The Saturday afternoon air measured a brisk 23 degrees, but inside Albert G. McCarthy, Jr. Pool at Georgetown University, temperatures soared and tensions flared. GW’s men and women swim teams battled Georgetown Saturday in a backyard brawl, but ultimately came up short.
Coach Dan Rhinehart cited a rash of key injuries, sickness and fatigue as major contributors to the women’s team’s 168-104 loss and men’s 161-110 defeat.
“January is a hellacious month,” Rhinehart said, referring to the demanding workload and heavy competition swimmers face before conference championships in February.
The crowd of supporters, mainly friends and family of the competing swimmers as well as a handful of passionate Georgetown students, spied the events from an overlooking catwalk. Early on, the Hoya fans in attendance had a lot to cheer about.
Out of the gate, Georgetown took the lead, placing first in all four opening heats, the men’s and women’s 400-yard medley relays and 1000-yard freestyles.

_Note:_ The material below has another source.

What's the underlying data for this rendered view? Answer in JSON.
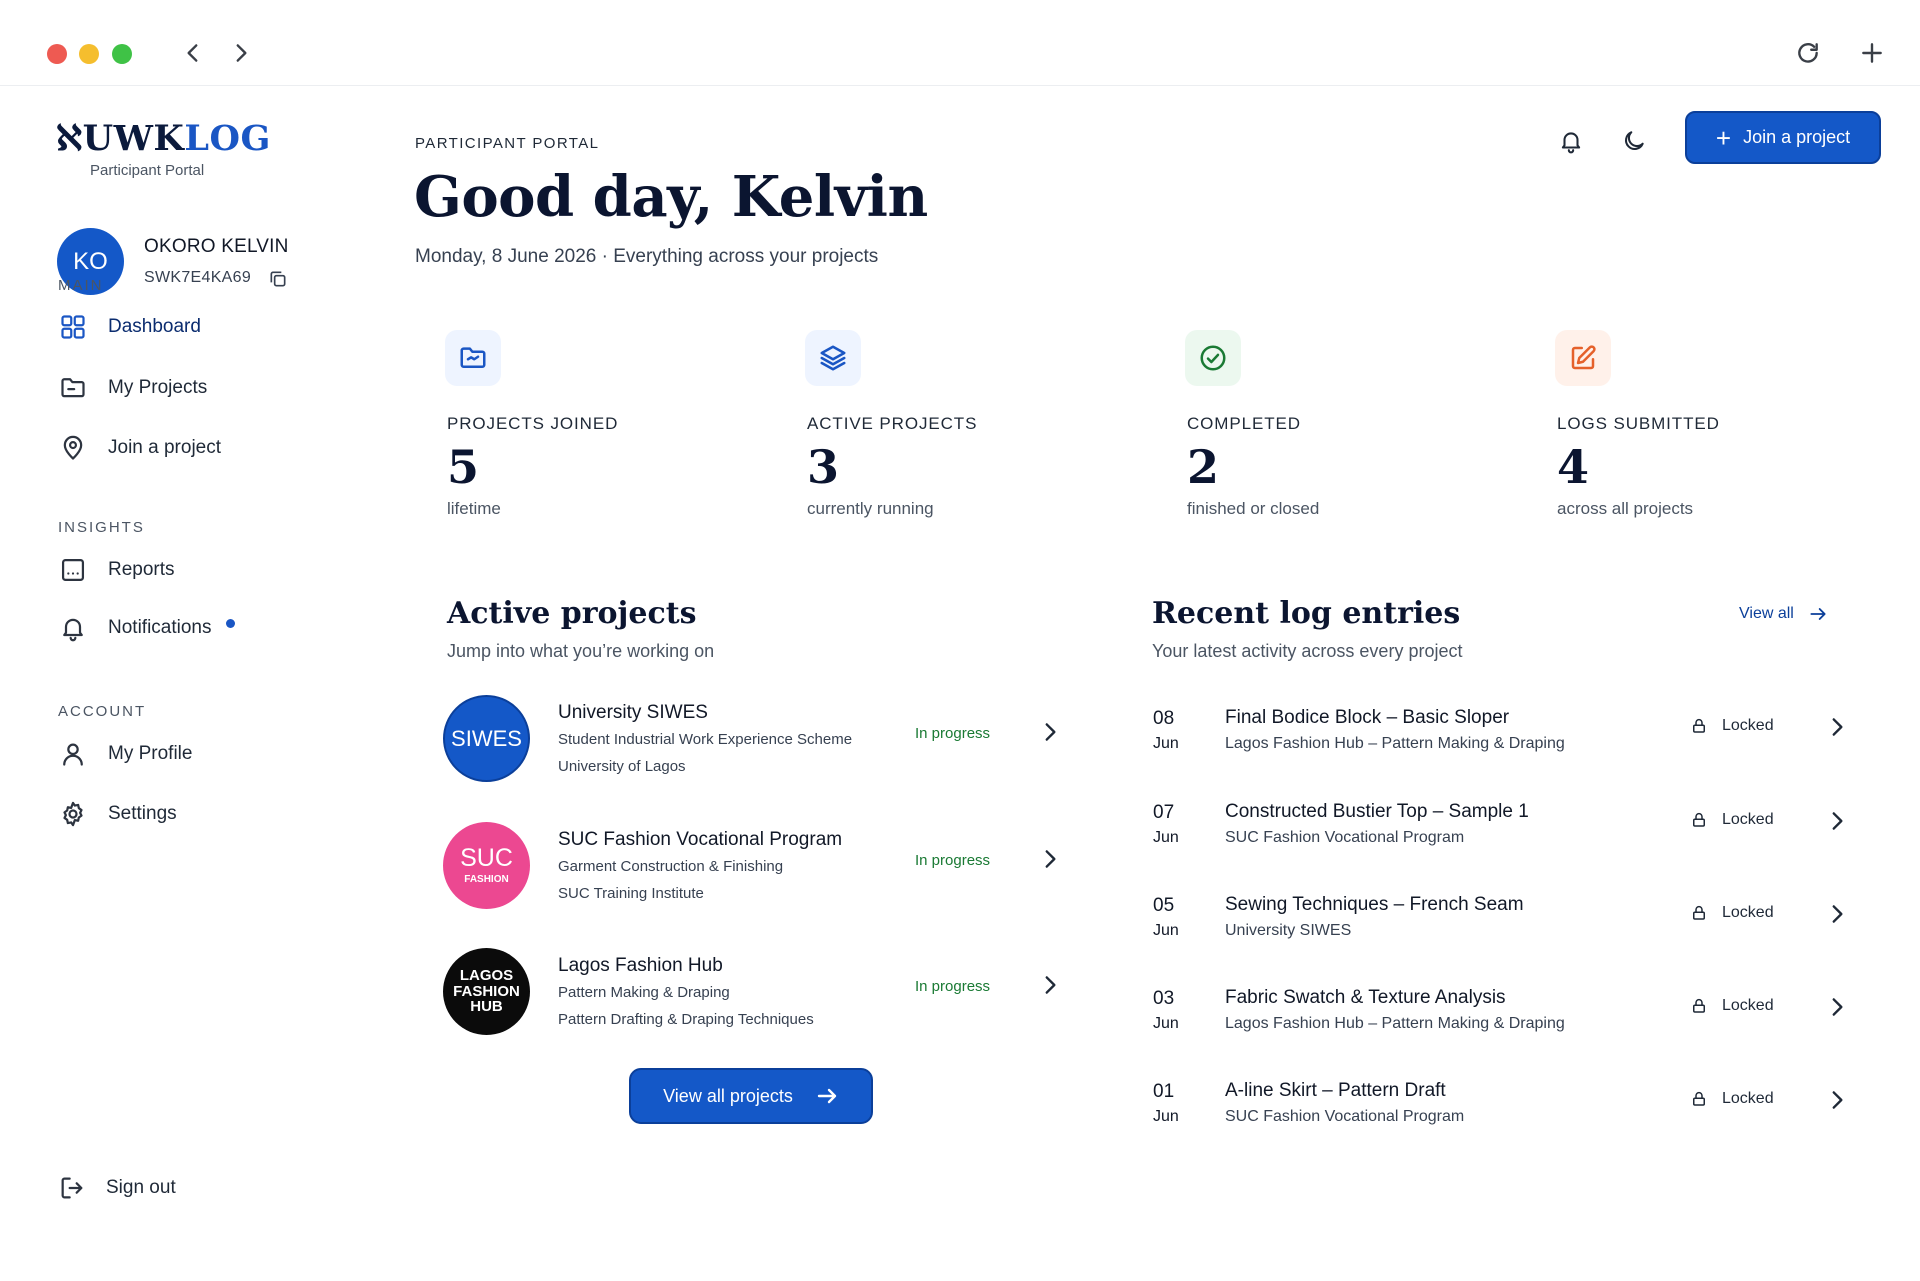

The Hoyas caught another break during the 50-yard freestyle when a scoreboard malfunction forced the swimmers, who had already begun the race, to get out of the pool and restart. The scoreboard was quickly fixed, but junior Marshall Seedorff failed to regain his focus.
A referee noticed Seedorff flinch before the starting whistle, and immediately disqualified him from the heat. The disqualification sent Seedorff into a fury, shouting as he stormed away from the pool.
At intermission, Rhinehart smacked his hands together as he and assistant coach Shea Manning sat Seedorff down for a private chat. Seedorff, stunned and distraught, hunched over his stool. He thought he was done for the day, possibly the week.
“I just wanted to make up for my miscue in the 50,” Seedorff said.
Following intermission, Seedorff would get a chance for redemption. Despite his concerns, Seedorff found himself strapping on a pair of goggles for the 100-yard freestyle. Seedorff rewarded his coach’s confidence with a decisive first place finish in 48.41.
After Seedorff’s victory, the Colonials rallied. GW showed strongly in the 200-yard backstroke, with freshman Lindsay Moore finishing second for the women, and freshman Jake Mortensen and sophomore Phillip Graeter finishing first and second, respectively, for the men. Graeter added a first place finish in the 400-yard individual medley and freshman Caroline Myers added two more in the 400-yard medley and 500-yard freestyle.
The Colonials’ surge culminated in the meet’s final event, the men’s 400-yard freestyle relay. GW’s top relay squad – which consists of sophomore Alex Etz, reigning A-10 Rookie Performer of the Week Niccolo Wilson, Seedorff and sophomore Niklas Glenesk – matched Georgetown’s top relay team stroke-for-stroke. The crowd and both benches reached a fever pitch as Glenesk, who swam the anchor leg for the Colonials, tore through the final lap. Silence swept through the cavernous pool house, when he snatched first place by six-hundredths of a second.
“Nik kind of epitomizes the heart of the team,” Rhinehart said. “They have this ‘never say die’ attitude.”
After struggling with fatigue and illness so far this month, the Colonials will face George Mason and Towson in back-to-back meets next weekend before beginning their taper period, when the team will start resting for the Atlantic 10 Championship meet in February. It’s a time during the season that Etz said “is like getting ice cream every day.”
“It takes a lot of guts to get up there and pour your heart out when you just can’t even feel like you can walk straight,” Rhinehart said. “This class right now will go to A-10’s and – they’re healthy, they’re going to rise above what everybody else is thinking about them,” he added.